Source records

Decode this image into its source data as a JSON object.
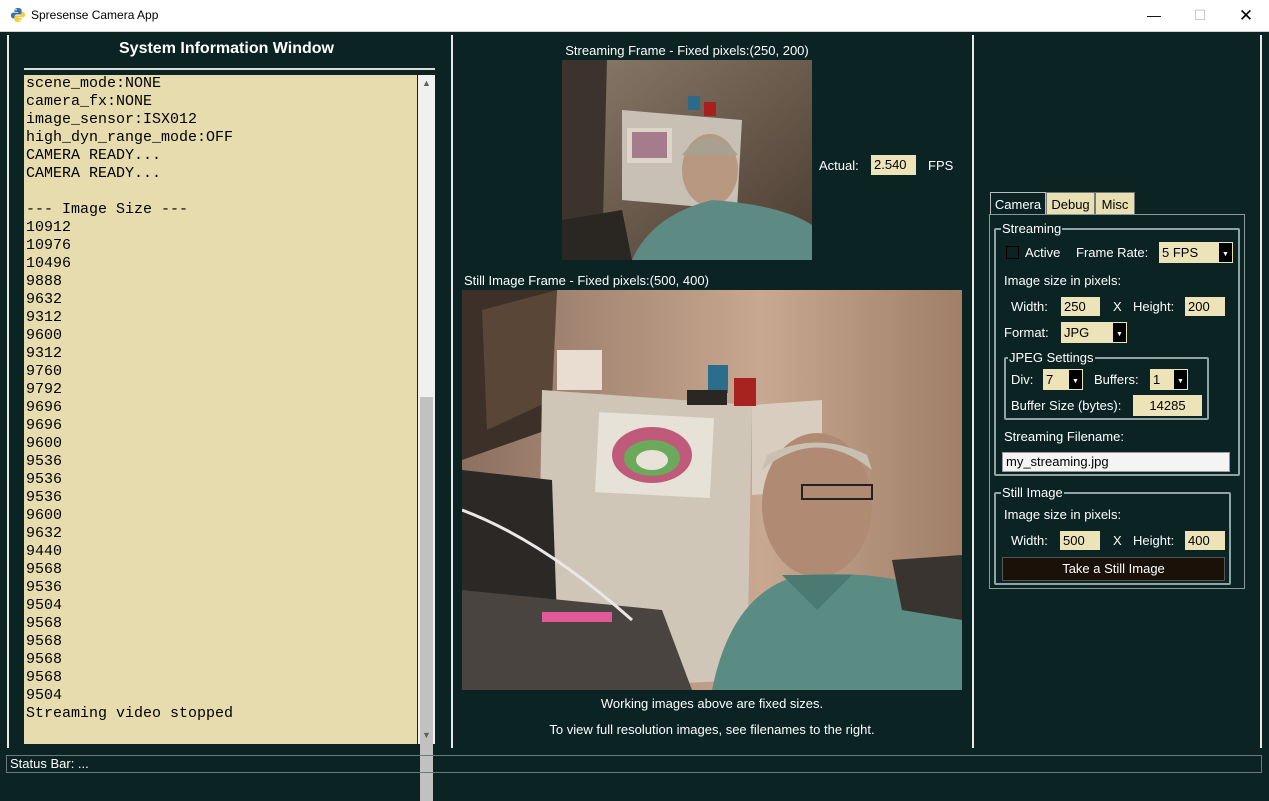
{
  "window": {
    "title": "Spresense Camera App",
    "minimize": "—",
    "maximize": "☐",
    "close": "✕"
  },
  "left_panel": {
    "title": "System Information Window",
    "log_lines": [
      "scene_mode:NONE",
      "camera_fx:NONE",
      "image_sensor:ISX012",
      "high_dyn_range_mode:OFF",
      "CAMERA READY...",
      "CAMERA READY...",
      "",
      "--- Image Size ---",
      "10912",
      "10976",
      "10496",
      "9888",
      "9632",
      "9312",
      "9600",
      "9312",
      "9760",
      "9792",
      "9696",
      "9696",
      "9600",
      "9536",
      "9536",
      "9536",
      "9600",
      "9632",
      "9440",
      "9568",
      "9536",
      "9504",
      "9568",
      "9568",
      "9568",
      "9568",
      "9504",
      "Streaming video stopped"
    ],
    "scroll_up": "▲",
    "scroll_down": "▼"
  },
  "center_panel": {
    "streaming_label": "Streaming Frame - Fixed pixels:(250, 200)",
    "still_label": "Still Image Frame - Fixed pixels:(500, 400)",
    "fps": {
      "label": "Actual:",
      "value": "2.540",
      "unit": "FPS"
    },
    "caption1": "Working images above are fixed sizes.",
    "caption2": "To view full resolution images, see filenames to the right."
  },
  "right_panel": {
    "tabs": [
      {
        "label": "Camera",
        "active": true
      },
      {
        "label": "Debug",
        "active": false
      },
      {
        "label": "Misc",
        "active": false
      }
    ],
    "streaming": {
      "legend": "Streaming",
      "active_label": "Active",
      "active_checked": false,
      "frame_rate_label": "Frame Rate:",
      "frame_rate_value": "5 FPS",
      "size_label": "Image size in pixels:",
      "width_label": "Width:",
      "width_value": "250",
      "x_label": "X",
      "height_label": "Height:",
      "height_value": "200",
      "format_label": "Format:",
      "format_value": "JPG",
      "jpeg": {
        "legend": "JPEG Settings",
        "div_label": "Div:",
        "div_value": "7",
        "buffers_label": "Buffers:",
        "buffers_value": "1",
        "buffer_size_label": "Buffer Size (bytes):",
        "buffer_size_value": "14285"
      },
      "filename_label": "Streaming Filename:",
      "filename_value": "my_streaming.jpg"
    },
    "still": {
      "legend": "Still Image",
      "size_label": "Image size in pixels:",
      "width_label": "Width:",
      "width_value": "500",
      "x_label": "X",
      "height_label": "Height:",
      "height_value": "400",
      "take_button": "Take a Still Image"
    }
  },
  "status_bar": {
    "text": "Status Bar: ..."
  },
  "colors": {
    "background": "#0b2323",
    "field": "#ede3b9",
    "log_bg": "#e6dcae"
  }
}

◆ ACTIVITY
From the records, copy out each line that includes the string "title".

◆ RESULT OF THIS TASK
    "title": "Spresense Camera App",
    "title": "System Information Window",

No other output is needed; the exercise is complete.